EK: Yeah, I think so. I have lots of projects like that. Doing the stuff inside my house, there are a million things like that that I’ve just put off that I’m always like, “Yeah, I’ll get to that.” But then I go to my shop. You know what I mean? I don’t want to stay home, so yeah, now I have that time which is nice.
KO: So you mentioned your shop, and you’ve been a Continuing Education instructor at the School for years. Do you think you’ll one day transfer into full time woodworking?
EK: Yes. Woodworking, but more so teaching. I’ve wanted to do that for a while. I am happy with my work set up right now as a software engineer, but eventually I would like to just teach.
I find that a lot of people contact me for private lessons, or to fix up their machines. And I’ll usually do a commission maybe once a year. This summer I did a commission for the Boston Athenæum.
KO: The Required Reading exhibition!
EK: Required Reading, yep. That was great.
KO: What’s a project that you have dreamt about teaching that you would love to materialize some time down the road as a class?
EK: Gosh, actually that’s an interesting question for me. I’m a very technical teacher… I think that’s because North Bennet Street teaches us in a very technical way. I’m not an artsy teacher. I’m not like, “Hey, just do whatever you want.” I’m very much like “We are going to do this this way.” [laughs] I want to teach you “right” technique so then you can go off and make something.
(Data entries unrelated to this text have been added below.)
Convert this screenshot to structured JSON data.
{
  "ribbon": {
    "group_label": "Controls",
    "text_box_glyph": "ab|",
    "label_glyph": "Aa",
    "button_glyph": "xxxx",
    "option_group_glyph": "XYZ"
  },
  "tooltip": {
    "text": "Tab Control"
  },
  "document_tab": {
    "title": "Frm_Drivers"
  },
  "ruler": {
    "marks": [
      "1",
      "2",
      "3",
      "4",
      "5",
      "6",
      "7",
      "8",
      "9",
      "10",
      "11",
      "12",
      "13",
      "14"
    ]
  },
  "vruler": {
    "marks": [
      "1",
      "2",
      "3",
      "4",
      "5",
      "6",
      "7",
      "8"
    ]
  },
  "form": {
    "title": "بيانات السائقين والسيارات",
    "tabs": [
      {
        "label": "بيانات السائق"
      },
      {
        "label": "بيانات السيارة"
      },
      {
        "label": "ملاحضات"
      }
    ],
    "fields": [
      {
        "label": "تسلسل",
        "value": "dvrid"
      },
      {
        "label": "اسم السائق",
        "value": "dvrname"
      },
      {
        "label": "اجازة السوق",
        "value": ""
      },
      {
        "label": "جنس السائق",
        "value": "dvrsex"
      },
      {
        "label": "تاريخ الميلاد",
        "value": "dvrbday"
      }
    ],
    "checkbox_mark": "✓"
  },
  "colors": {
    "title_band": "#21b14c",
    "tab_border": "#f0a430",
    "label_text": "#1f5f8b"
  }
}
In that respect, I think I would like to teach more of an open-ended class.
KO: The opposite of that strict technique instruction. I like that aspiration. Taking things to a place of discomfort and how that’s important for all of us to do. Make yourself uncomfortable, go off the cliff for a minute.
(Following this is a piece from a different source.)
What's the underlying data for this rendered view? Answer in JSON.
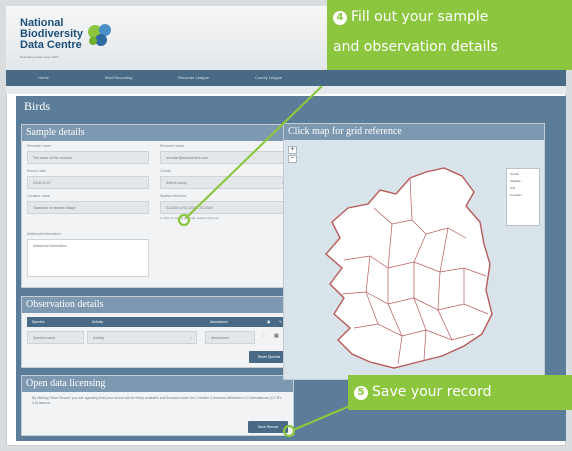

EK: Yeah, exactly. That’s a stretch for me.
This past fall, I was supposed to go in as a guest instructor at Penland School of Craft. Then the class ended up not running. That would have given me more of that feel of someone else’s teaching style.
KO: It’s funny you say that. It’s been a running theme through these interviews that the technique taught at North Bennet can make it hard for you to intentionally make mistakes, or color outside of the lines, so to speak.
EK: Yes, but I don’t want North Bennet Street to go any other way. To me that traditional education that I’ve received from NBSS is so important. In doing a few winter residencies at Penland and other classes, I can see how my education has just enhanced those experiences. It makes a huge difference.
Also, for me, I learn so much by teaching. I learn every time I teach. For example, until I started teaching the picture frame class I really didn’t enjoy doing miters. Then, because I was teaching it, I got better at it. I thought, “Oh, wow, now I feel pretty good at this.”
“In the Making” is a series of video interviews with members of our community where we get insight to their lives and work. Learn more about the conversations, and view a full list of interviews on the series homepage.